**What the task requires:**
Would you reproduce all of the entries below, character for character?
Information given Block Start
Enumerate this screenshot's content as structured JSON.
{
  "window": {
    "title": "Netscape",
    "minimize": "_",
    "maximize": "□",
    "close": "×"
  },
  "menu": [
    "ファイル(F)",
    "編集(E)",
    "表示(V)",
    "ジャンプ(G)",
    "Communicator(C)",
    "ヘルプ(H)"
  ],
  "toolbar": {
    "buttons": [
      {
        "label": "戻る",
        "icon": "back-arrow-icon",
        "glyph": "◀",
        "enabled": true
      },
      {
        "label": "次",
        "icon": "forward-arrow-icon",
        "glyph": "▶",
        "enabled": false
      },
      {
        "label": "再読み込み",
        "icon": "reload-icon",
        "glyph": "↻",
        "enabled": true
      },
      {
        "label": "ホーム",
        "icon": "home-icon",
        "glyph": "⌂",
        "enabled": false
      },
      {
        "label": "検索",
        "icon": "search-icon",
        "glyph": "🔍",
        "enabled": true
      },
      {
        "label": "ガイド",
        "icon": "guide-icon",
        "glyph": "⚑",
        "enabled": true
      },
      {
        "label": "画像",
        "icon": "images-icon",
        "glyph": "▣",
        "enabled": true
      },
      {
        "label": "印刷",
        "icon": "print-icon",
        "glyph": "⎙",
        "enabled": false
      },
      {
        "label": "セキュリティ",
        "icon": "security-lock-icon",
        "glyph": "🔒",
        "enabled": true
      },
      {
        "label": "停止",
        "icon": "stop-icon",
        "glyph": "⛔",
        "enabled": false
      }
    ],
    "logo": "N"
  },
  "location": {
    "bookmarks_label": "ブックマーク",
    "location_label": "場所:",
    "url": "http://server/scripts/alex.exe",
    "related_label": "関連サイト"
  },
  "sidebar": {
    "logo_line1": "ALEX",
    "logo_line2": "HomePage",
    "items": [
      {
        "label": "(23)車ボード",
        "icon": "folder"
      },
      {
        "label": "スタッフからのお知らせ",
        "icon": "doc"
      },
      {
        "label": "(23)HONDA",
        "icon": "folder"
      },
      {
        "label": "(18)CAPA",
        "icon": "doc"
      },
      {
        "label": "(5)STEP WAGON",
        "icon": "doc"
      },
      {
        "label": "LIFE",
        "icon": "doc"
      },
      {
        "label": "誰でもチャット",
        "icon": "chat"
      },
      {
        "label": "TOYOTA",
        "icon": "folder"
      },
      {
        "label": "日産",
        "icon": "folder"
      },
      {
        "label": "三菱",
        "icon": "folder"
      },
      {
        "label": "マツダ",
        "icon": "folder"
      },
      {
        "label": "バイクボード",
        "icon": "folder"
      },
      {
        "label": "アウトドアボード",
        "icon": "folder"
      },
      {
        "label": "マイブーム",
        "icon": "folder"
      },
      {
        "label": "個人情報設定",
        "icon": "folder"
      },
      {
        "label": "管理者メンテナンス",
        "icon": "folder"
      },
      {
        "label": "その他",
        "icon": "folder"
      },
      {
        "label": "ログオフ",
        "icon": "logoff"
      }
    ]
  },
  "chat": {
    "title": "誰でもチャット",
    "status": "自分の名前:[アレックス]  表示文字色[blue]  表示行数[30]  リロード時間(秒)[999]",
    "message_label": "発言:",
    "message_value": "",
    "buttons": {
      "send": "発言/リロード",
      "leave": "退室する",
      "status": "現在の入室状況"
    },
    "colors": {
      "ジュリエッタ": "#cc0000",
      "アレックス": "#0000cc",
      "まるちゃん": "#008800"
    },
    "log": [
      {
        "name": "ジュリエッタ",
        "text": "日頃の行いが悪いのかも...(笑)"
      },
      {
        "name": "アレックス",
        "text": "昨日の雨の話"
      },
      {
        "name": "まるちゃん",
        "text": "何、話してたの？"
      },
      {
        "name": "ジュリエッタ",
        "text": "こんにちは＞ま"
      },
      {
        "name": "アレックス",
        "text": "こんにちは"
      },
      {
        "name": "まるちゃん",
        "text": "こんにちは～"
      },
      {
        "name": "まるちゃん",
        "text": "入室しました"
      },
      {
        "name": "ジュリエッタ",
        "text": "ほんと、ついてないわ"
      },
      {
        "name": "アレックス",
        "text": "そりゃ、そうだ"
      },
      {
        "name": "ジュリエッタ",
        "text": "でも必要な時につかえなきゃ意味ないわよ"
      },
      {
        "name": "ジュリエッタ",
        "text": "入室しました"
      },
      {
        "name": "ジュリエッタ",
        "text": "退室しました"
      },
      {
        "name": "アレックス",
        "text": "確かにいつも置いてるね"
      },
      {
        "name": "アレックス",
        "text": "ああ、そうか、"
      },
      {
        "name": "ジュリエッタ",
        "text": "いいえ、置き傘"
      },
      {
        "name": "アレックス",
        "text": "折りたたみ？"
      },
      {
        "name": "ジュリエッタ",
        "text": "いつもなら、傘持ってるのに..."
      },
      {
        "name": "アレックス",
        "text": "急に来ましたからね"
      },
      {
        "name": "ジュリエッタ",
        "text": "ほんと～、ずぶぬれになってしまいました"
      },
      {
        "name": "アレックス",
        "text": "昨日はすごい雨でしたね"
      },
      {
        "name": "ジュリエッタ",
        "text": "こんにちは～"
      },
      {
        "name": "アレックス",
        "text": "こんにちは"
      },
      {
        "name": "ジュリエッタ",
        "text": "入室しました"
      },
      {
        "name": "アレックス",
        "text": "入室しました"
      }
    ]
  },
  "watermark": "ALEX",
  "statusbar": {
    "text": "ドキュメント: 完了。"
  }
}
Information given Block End
**Answer to the exercise:**
Enumerate this screenshot's content as structured JSON.
{
  "window": {
    "title": "Netscape",
    "minimize": "_",
    "maximize": "□",
    "close": "×"
  },
  "menu": [
    "ファイル(F)",
    "編集(E)",
    "表示(V)",
    "ジャンプ(G)",
    "Communicator(C)",
    "ヘルプ(H)"
  ],
  "toolbar": {
    "buttons": [
      {
        "label": "戻る",
        "icon": "back-arrow-icon",
        "glyph": "◀",
        "enabled": true
      },
      {
        "label": "次",
        "icon": "forward-arrow-icon",
        "glyph": "▶",
        "enabled": false
      },
      {
        "label": "再読み込み",
        "icon": "reload-icon",
        "glyph": "↻",
        "enabled": true
      },
      {
        "label": "ホーム",
        "icon": "home-icon",
        "glyph": "⌂",
        "enabled": false
      },
      {
        "label": "検索",
        "icon": "search-icon",
        "glyph": "🔍",
        "enabled": true
      },
      {
        "label": "ガイド",
        "icon": "guide-icon",
        "glyph": "⚑",
        "enabled": true
      },
      {
        "label": "画像",
        "icon": "images-icon",
        "glyph": "▣",
        "enabled": true
      },
      {
        "label": "印刷",
        "icon": "print-icon",
        "glyph": "⎙",
        "enabled": false
      },
      {
        "label": "セキュリティ",
        "icon": "security-lock-icon",
        "glyph": "🔒",
        "enabled": true
      },
      {
        "label": "停止",
        "icon": "stop-icon",
        "glyph": "⛔",
        "enabled": false
      }
    ],
    "logo": "N"
  },
  "location": {
    "bookmarks_label": "ブックマーク",
    "location_label": "場所:",
    "url": "http://server/scripts/alex.exe",
    "related_label": "関連サイト"
  },
  "sidebar": {
    "logo_line1": "ALEX",
    "logo_line2": "HomePage",
    "items": [
      {
        "label": "(23)車ボード",
        "icon": "folder"
      },
      {
        "label": "スタッフからのお知らせ",
        "icon": "doc"
      },
      {
        "label": "(23)HONDA",
        "icon": "folder"
      },
      {
        "label": "(18)CAPA",
        "icon": "doc"
      },
      {
        "label": "(5)STEP WAGON",
        "icon": "doc"
      },
      {
        "label": "LIFE",
        "icon": "doc"
      },
      {
        "label": "誰でもチャット",
        "icon": "chat"
      },
      {
        "label": "TOYOTA",
        "icon": "folder"
      },
      {
        "label": "日産",
        "icon": "folder"
      },
      {
        "label": "三菱",
        "icon": "folder"
      },
      {
        "label": "マツダ",
        "icon": "folder"
      },
      {
        "label": "バイクボード",
        "icon": "folder"
      },
      {
        "label": "アウトドアボード",
        "icon": "folder"
      },
      {
        "label": "マイブーム",
        "icon": "folder"
      },
      {
        "label": "個人情報設定",
        "icon": "folder"
      },
      {
        "label": "管理者メンテナンス",
        "icon": "folder"
      },
      {
        "label": "その他",
        "icon": "folder"
      },
      {
        "label": "ログオフ",
        "icon": "logoff"
      }
    ]
  },
  "chat": {
    "title": "誰でもチャット",
    "status": "自分の名前:[アレックス]  表示文字色[blue]  表示行数[30]  リロード時間(秒)[999]",
    "message_label": "発言:",
    "message_value": "",
    "buttons": {
      "send": "発言/リロード",
      "leave": "退室する",
      "status": "現在の入室状況"
    },
    "colors": {
      "ジュリエッタ": "#cc0000",
      "アレックス": "#0000cc",
      "まるちゃん": "#008800"
    },
    "log": [
      {
        "name": "ジュリエッタ",
        "text": "日頃の行いが悪いのかも...(笑)"
      },
      {
        "name": "アレックス",
        "text": "昨日の雨の話"
      },
      {
        "name": "まるちゃん",
        "text": "何、話してたの？"
      },
      {
        "name": "ジュリエッタ",
        "text": "こんにちは＞ま"
      },
      {
        "name": "アレックス",
        "text": "こんにちは"
      },
      {
        "name": "まるちゃん",
        "text": "こんにちは～"
      },
      {
        "name": "まるちゃん",
        "text": "入室しました"
      },
      {
        "name": "ジュリエッタ",
        "text": "ほんと、ついてないわ"
      },
      {
        "name": "アレックス",
        "text": "そりゃ、そうだ"
      },
      {
        "name": "ジュリエッタ",
        "text": "でも必要な時につかえなきゃ意味ないわよ"
      },
      {
        "name": "ジュリエッタ",
        "text": "入室しました"
      },
      {
        "name": "ジュリエッタ",
        "text": "退室しました"
      },
      {
        "name": "アレックス",
        "text": "確かにいつも置いてるね"
      },
      {
        "name": "アレックス",
        "text": "ああ、そうか、"
      },
      {
        "name": "ジュリエッタ",
        "text": "いいえ、置き傘"
      },
      {
        "name": "アレックス",
        "text": "折りたたみ？"
      },
      {
        "name": "ジュリエッタ",
        "text": "いつもなら、傘持ってるのに..."
      },
      {
        "name": "アレックス",
        "text": "急に来ましたからね"
      },
      {
        "name": "ジュリエッタ",
        "text": "ほんと～、ずぶぬれになってしまいました"
      },
      {
        "name": "アレックス",
        "text": "昨日はすごい雨でしたね"
      },
      {
        "name": "ジュリエッタ",
        "text": "こんにちは～"
      },
      {
        "name": "アレックス",
        "text": "こんにちは"
      },
      {
        "name": "ジュリエッタ",
        "text": "入室しました"
      },
      {
        "name": "アレックス",
        "text": "入室しました"
      }
    ]
  },
  "watermark": "ALEX",
  "statusbar": {
    "text": "ドキュメント: 完了。"
  }
}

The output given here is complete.